A Morningstar news release said Morningstar Stewardship Grades are designed to help individual investors evaluate a company’s financial transparency, shareholder friendliness, management incentives and ownership, as well as overall corporate stewardship of investors’ capital.
The announcement said that Morningstar analysts have assigned grades ranging from “A” (best) to “F” (worst) to 500 of the largest and most widely held stocks.
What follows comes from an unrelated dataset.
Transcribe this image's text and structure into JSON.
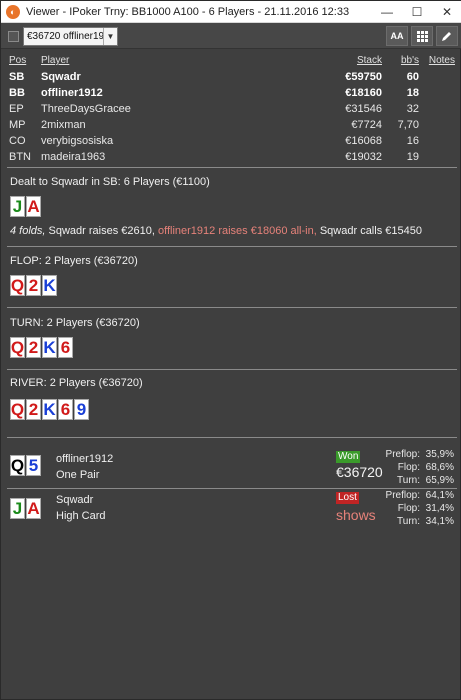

Eventually, Morningstar analysts will assign grades to the more than 1,500 stocks.
The Morningstar Stewardship Grade for stocks follows the company’s launch last year of a new grading system for mutual funds designed to help individual investors identify funds that do a good job of aligning their interests with those of fund shareholders.
“Meaningful information about a company’s stewardship practices is very difficult for individual investors to find and interpret,” said Patrick Dorsey, director of stock analysis for Morningstar, in the announcement. “Too often, this kind of research is only available to large institutional investors. Our goal is to give individual investors direct access to the type of information that can help them identify management teams that put shareholders first.”
Morningstar stock analysts base the Stewardship Grades on public filings, previous management actions, conversations with company officials and their own expertise. The grades address three broad categories:
- a company’s accounting practices and financial disclosure, aiming to identify firms that provide investors with insufficient or potentially misleading information.
- the power of shareholders relative to management, evaluating the firm’s share-class structure and assignment of CEO and board chair roles and noting the existence of any takeover defenses or related-party transactions.
- whether management’s incentives are aligned with shareholders’ interests. Morningstar analysts penalize those firms that change management goals midstream, issue too many options, overcompensate executives, or have low levels of equity ownership.